An exact reprint of the data below is required, line for line.

● Dataset rows for apps and sites
········

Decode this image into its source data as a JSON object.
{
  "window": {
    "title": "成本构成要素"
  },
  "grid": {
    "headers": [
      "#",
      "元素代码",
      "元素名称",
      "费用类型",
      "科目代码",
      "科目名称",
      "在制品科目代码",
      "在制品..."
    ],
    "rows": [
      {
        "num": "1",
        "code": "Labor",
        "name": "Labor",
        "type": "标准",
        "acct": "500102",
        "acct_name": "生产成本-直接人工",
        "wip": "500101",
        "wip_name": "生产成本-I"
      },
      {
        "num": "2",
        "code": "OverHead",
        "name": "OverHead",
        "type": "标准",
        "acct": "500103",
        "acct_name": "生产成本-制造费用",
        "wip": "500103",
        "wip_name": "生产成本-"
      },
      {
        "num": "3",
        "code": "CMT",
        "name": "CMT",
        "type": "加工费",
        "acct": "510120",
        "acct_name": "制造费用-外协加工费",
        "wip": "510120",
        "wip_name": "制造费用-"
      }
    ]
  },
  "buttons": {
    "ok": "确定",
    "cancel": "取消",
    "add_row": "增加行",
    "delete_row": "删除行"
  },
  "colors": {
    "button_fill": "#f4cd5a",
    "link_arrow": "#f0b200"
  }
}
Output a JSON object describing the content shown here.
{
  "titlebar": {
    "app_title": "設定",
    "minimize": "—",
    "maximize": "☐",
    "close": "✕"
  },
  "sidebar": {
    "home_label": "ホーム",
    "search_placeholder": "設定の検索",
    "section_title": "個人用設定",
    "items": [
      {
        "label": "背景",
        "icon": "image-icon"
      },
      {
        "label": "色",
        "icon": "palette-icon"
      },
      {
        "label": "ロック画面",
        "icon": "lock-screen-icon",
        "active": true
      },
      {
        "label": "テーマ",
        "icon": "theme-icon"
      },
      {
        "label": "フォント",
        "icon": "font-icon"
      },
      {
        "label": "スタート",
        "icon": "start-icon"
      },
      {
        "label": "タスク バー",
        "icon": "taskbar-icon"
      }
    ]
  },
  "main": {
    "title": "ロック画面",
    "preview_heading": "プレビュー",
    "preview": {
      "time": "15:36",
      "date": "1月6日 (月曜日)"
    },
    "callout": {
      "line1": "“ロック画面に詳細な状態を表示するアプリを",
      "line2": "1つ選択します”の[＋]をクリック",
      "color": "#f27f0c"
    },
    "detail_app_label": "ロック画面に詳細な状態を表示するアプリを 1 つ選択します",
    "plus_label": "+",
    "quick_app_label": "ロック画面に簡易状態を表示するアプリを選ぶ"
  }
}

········

● SOLUTION FOR THIS EXERCISE
Decode this image into its source data as a JSON object.
{
  "window": {
    "title": "成本构成要素"
  },
  "grid": {
    "headers": [
      "#",
      "元素代码",
      "元素名称",
      "费用类型",
      "科目代码",
      "科目名称",
      "在制品科目代码",
      "在制品..."
    ],
    "rows": [
      {
        "num": "1",
        "code": "Labor",
        "name": "Labor",
        "type": "标准",
        "acct": "500102",
        "acct_name": "生产成本-直接人工",
        "wip": "500101",
        "wip_name": "生产成本-I"
      },
      {
        "num": "2",
        "code": "OverHead",
        "name": "OverHead",
        "type": "标准",
        "acct": "500103",
        "acct_name": "生产成本-制造费用",
        "wip": "500103",
        "wip_name": "生产成本-"
      },
      {
        "num": "3",
        "code": "CMT",
        "name": "CMT",
        "type": "加工费",
        "acct": "510120",
        "acct_name": "制造费用-外协加工费",
        "wip": "510120",
        "wip_name": "制造费用-"
      }
    ]
  },
  "buttons": {
    "ok": "确定",
    "cancel": "取消",
    "add_row": "增加行",
    "delete_row": "删除行"
  },
  "colors": {
    "button_fill": "#f4cd5a",
    "link_arrow": "#f0b200"
  }
}
Output a JSON object describing the content shown here.
{
  "titlebar": {
    "app_title": "設定",
    "minimize": "—",
    "maximize": "☐",
    "close": "✕"
  },
  "sidebar": {
    "home_label": "ホーム",
    "search_placeholder": "設定の検索",
    "section_title": "個人用設定",
    "items": [
      {
        "label": "背景",
        "icon": "image-icon"
      },
      {
        "label": "色",
        "icon": "palette-icon"
      },
      {
        "label": "ロック画面",
        "icon": "lock-screen-icon",
        "active": true
      },
      {
        "label": "テーマ",
        "icon": "theme-icon"
      },
      {
        "label": "フォント",
        "icon": "font-icon"
      },
      {
        "label": "スタート",
        "icon": "start-icon"
      },
      {
        "label": "タスク バー",
        "icon": "taskbar-icon"
      }
    ]
  },
  "main": {
    "title": "ロック画面",
    "preview_heading": "プレビュー",
    "preview": {
      "time": "15:36",
      "date": "1月6日 (月曜日)"
    },
    "callout": {
      "line1": "“ロック画面に詳細な状態を表示するアプリを",
      "line2": "1つ選択します”の[＋]をクリック",
      "color": "#f27f0c"
    },
    "detail_app_label": "ロック画面に詳細な状態を表示するアプリを 1 つ選択します",
    "plus_label": "+",
    "quick_app_label": "ロック画面に簡易状態を表示するアプリを選ぶ"
  }
}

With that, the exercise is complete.